18.1 Increasingly, researchers are compiling collections of genetic samples and information to aid studies into the causes of disease, drug reactions, and the interaction between genetic status and the environment. The importance of human genetic databases has come in part as a result of developments in the field known as ‘bioinformatics’. Bioinformatics combines computer science, biology and mathematics to produce tools that enable the storage and analysis of large quantities of biological information. The advent of this science has lent new value to large collections of genetic material and information, allowing researchers to perform studies on a scale impossible previously.
18.2 This chapter is concerned with the collection, use, storage, disclosure and transfer of genetic samples and information that have been collected primarily for use in research and are held in collections by hospitals, public and private research organisations, and in the archives of pathology laboratories.
18.3 Other collections of genetic samples and information exist, which can be used in research, although they were not created primarily for that purpose. These include pathology collections, banked tissue, newborn screening cards, and other collections, such as those maintained as part of a population screening program. Collections of this kind may have great value for research because they include samples taken over a long period of time, or from a unique class of patients. These databases are examined in Chapter 19.
18.4 This chapter begins by explaining the terms ‘human genetic database’ and ‘human genetic research database’ and describes (with reference to Australian and overseas examples) how these databases are formed and how they are used in research.
18.5 The chapter then examines aspects of the existing regulatory framework that applies to the operation of human genetic research databases. As with other aspects of research involving humans, the relevant regulatory framework centres on the National Health and Medical Research Council’s (NHMRC) National Statement on Ethical Conduct in Research Involving Humans (the National Statement) and on statutory restrictions on dealing with personal information under the Privacy Act 1988 (Cth) (Privacy Act) and similar state and territory legislation.
18.6 The Inquiry has concluded that new regulation of human genetic research databases is necessary. The Inquiry has taken a ‘light-touch’ approach, recommending the inclusion of new provisions in the National Statement to provide ethical guidance on the operation and use of human genetic research databases. The Inquiry also recommends the introduction of a registration system, administered and overseen by the NHMRC, and the use of a gene trustee to protect the privacy of samples and information held in databases, where appropriate. In addition, the Inquiry is of the view that policies should be developed to control the use and disclosure of genetic samples and information held in human genetic research databases for other purposes, including law enforcement.
 K Dearne, ‘Biotech Industry Booming’, The Australian, 14 May 2002, 3.
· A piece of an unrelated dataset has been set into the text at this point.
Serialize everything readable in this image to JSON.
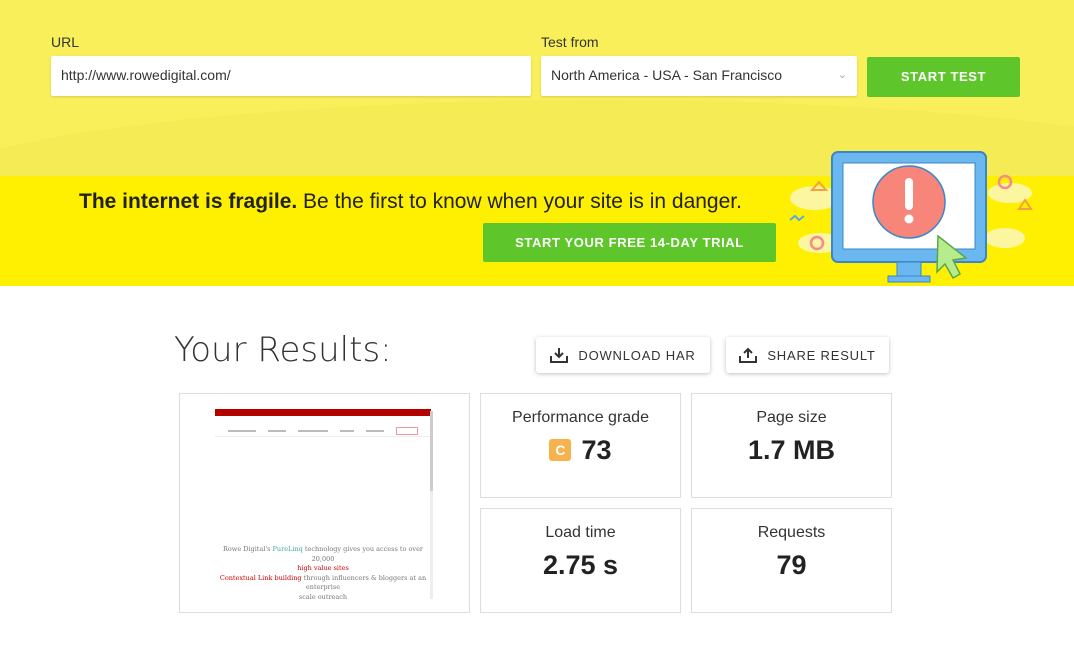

 Human genetic databases created for law enforcement and forensic purposes are discussed in Part J.
 National Health and Medical Research Council, National Statement on Ethical Conduct in Research Involving Humans (1999), NHMRC, Canberra.
 And related guidelines: National Health and Medical Research Council, Guidelines Under Section 95 of the Privacy Act 1988 (2000), NHMRC, Canberra; National Health and Medical Research Council, Guidelines Approved Under Section 95A of the Privacy Act 1988 (2001) National Health and Medical Research Council.